§ **Work request**
Please give back each line below unchanged; none of the pictures should appear.

§ **Study material**
*** Begin section ***

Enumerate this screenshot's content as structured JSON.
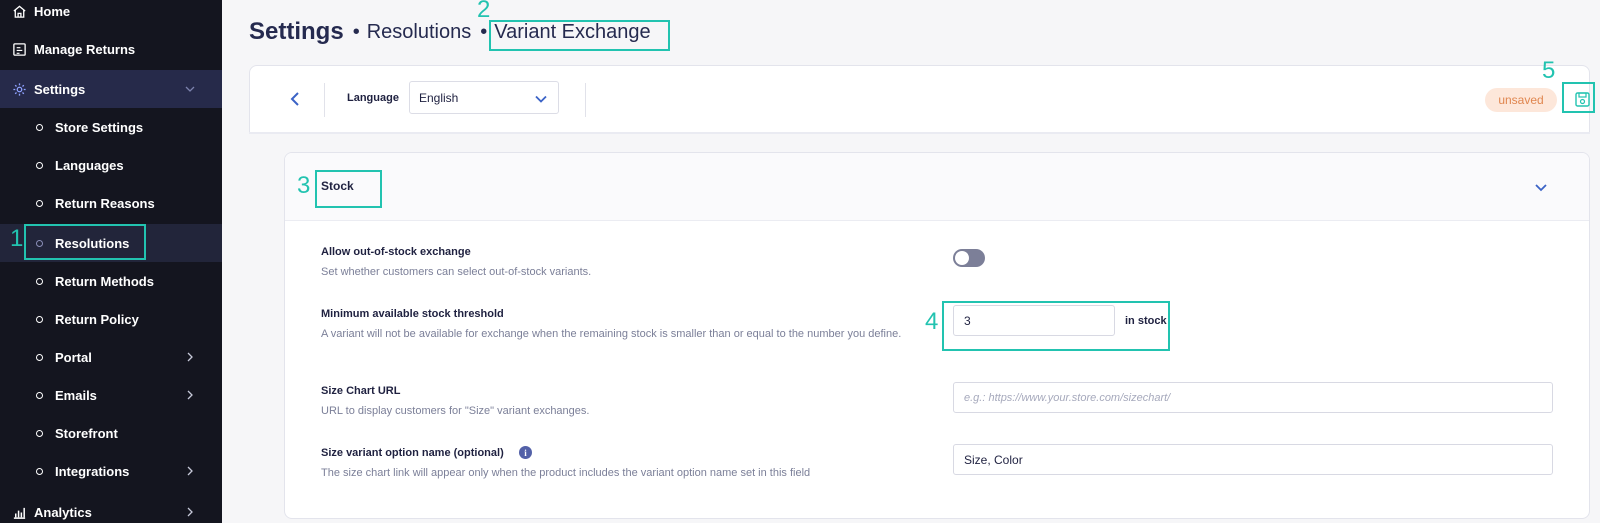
{
  "sidebar": {
    "items": [
      {
        "label": "Home"
      },
      {
        "label": "Manage Returns"
      },
      {
        "label": "Settings"
      },
      {
        "label": "Store Settings"
      },
      {
        "label": "Languages"
      },
      {
        "label": "Return Reasons"
      },
      {
        "label": "Resolutions"
      },
      {
        "label": "Return Methods"
      },
      {
        "label": "Return Policy"
      },
      {
        "label": "Portal"
      },
      {
        "label": "Emails"
      },
      {
        "label": "Storefront"
      },
      {
        "label": "Integrations"
      },
      {
        "label": "Analytics"
      }
    ]
  },
  "header": {
    "title": "Settings",
    "breadcrumb": [
      "Resolutions",
      "Variant Exchange"
    ]
  },
  "toolbar": {
    "language_label": "Language",
    "language_value": "English",
    "status_badge": "unsaved"
  },
  "stock": {
    "title": "Stock",
    "allow_oos": {
      "label": "Allow out-of-stock exchange",
      "description": "Set whether customers can select out-of-stock variants.",
      "enabled": false
    },
    "threshold": {
      "label": "Minimum available stock threshold",
      "description": "A variant will not be available for exchange when the remaining stock is smaller than or equal to the number you define.",
      "value": "3",
      "suffix": "in stock"
    },
    "size_chart_url": {
      "label": "Size Chart URL",
      "description": "URL to display customers for \"Size\" variant exchanges.",
      "placeholder": "e.g.: https://www.your.store.com/sizechart/"
    },
    "size_option_name": {
      "label": "Size variant option name (optional)",
      "description": "The size chart link will appear only when the product includes the variant option name set in this field",
      "value": "Size, Color"
    }
  },
  "annotations": {
    "n1": "1",
    "n2": "2",
    "n3": "3",
    "n4": "4",
    "n5": "5"
  },
  "colors": {
    "sidebar_bg": "#14151f",
    "active_bg": "#262a4a",
    "highlight": "#22c3b0",
    "badge_bg": "#fde7da",
    "badge_text": "#e0864f",
    "accent": "#3b63c6"
  }
}
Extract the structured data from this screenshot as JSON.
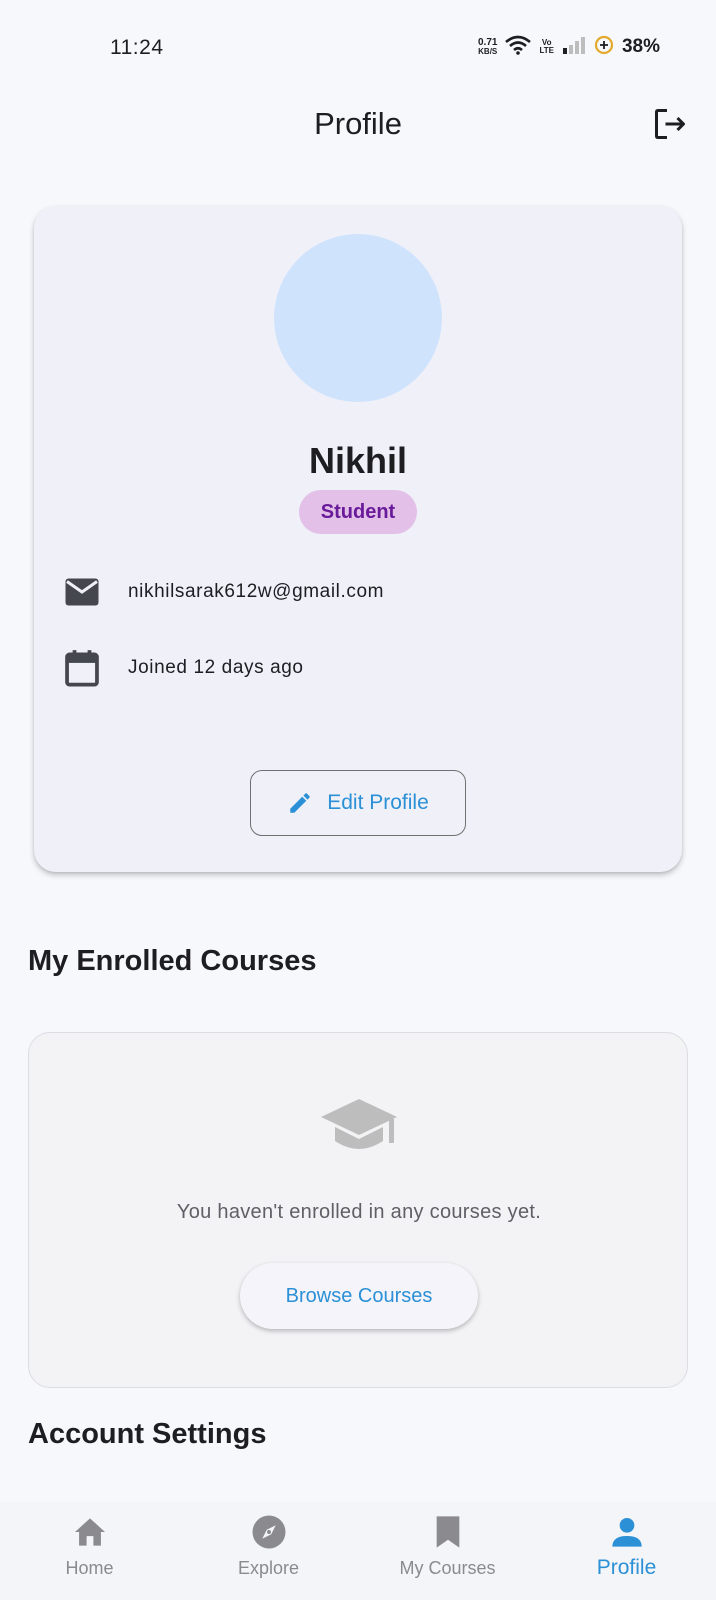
{
  "status_bar": {
    "time": "11:24",
    "net_speed_value": "0.71",
    "net_speed_unit": "KB/S",
    "volte_top": "Vo",
    "volte_bottom": "LTE",
    "battery_percent": "38%"
  },
  "header": {
    "title": "Profile",
    "logout_icon": "logout-icon"
  },
  "profile": {
    "name": "Nikhil",
    "role": "Student",
    "email": "nikhilsarak612w@gmail.com",
    "joined": "Joined 12 days ago",
    "edit_button_label": "Edit Profile",
    "avatar_color": "#d0e3fd",
    "badge_color": "#e2c0e8",
    "badge_text_color": "#6a1b9a"
  },
  "enrolled": {
    "section_title": "My Enrolled Courses",
    "empty_icon": "graduation-cap-icon",
    "empty_message": "You haven't enrolled in any courses yet.",
    "browse_button_label": "Browse Courses"
  },
  "account_settings": {
    "section_title": "Account Settings"
  },
  "bottom_nav": {
    "items": [
      {
        "label": "Home",
        "icon": "home-icon",
        "active": false
      },
      {
        "label": "Explore",
        "icon": "compass-icon",
        "active": false
      },
      {
        "label": "My Courses",
        "icon": "bookmark-icon",
        "active": false
      },
      {
        "label": "Profile",
        "icon": "person-icon",
        "active": true
      }
    ]
  },
  "colors": {
    "accent": "#2b90d6",
    "background": "#f7f8fc",
    "inactive": "#8a8a8f"
  }
}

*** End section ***

§ **Exercise response**
Enumerate this screenshot's content as structured JSON.
{
  "sidebar": {
    "items": [
      {
        "label": "Home"
      },
      {
        "label": "Manage Returns"
      },
      {
        "label": "Settings"
      },
      {
        "label": "Store Settings"
      },
      {
        "label": "Languages"
      },
      {
        "label": "Return Reasons"
      },
      {
        "label": "Resolutions"
      },
      {
        "label": "Return Methods"
      },
      {
        "label": "Return Policy"
      },
      {
        "label": "Portal"
      },
      {
        "label": "Emails"
      },
      {
        "label": "Storefront"
      },
      {
        "label": "Integrations"
      },
      {
        "label": "Analytics"
      }
    ]
  },
  "header": {
    "title": "Settings",
    "breadcrumb": [
      "Resolutions",
      "Variant Exchange"
    ]
  },
  "toolbar": {
    "language_label": "Language",
    "language_value": "English",
    "status_badge": "unsaved"
  },
  "stock": {
    "title": "Stock",
    "allow_oos": {
      "label": "Allow out-of-stock exchange",
      "description": "Set whether customers can select out-of-stock variants.",
      "enabled": false
    },
    "threshold": {
      "label": "Minimum available stock threshold",
      "description": "A variant will not be available for exchange when the remaining stock is smaller than or equal to the number you define.",
      "value": "3",
      "suffix": "in stock"
    },
    "size_chart_url": {
      "label": "Size Chart URL",
      "description": "URL to display customers for \"Size\" variant exchanges.",
      "placeholder": "e.g.: https://www.your.store.com/sizechart/"
    },
    "size_option_name": {
      "label": "Size variant option name (optional)",
      "description": "The size chart link will appear only when the product includes the variant option name set in this field",
      "value": "Size, Color"
    }
  },
  "annotations": {
    "n1": "1",
    "n2": "2",
    "n3": "3",
    "n4": "4",
    "n5": "5"
  },
  "colors": {
    "sidebar_bg": "#14151f",
    "active_bg": "#262a4a",
    "highlight": "#22c3b0",
    "badge_bg": "#fde7da",
    "badge_text": "#e0864f",
    "accent": "#3b63c6"
  }
}
Extract the structured data from this screenshot as JSON.
{
  "status_bar": {
    "time": "11:24",
    "net_speed_value": "0.71",
    "net_speed_unit": "KB/S",
    "volte_top": "Vo",
    "volte_bottom": "LTE",
    "battery_percent": "38%"
  },
  "header": {
    "title": "Profile",
    "logout_icon": "logout-icon"
  },
  "profile": {
    "name": "Nikhil",
    "role": "Student",
    "email": "nikhilsarak612w@gmail.com",
    "joined": "Joined 12 days ago",
    "edit_button_label": "Edit Profile",
    "avatar_color": "#d0e3fd",
    "badge_color": "#e2c0e8",
    "badge_text_color": "#6a1b9a"
  },
  "enrolled": {
    "section_title": "My Enrolled Courses",
    "empty_icon": "graduation-cap-icon",
    "empty_message": "You haven't enrolled in any courses yet.",
    "browse_button_label": "Browse Courses"
  },
  "account_settings": {
    "section_title": "Account Settings"
  },
  "bottom_nav": {
    "items": [
      {
        "label": "Home",
        "icon": "home-icon",
        "active": false
      },
      {
        "label": "Explore",
        "icon": "compass-icon",
        "active": false
      },
      {
        "label": "My Courses",
        "icon": "bookmark-icon",
        "active": false
      },
      {
        "label": "Profile",
        "icon": "person-icon",
        "active": true
      }
    ]
  },
  "colors": {
    "accent": "#2b90d6",
    "background": "#f7f8fc",
    "inactive": "#8a8a8f"
  }
}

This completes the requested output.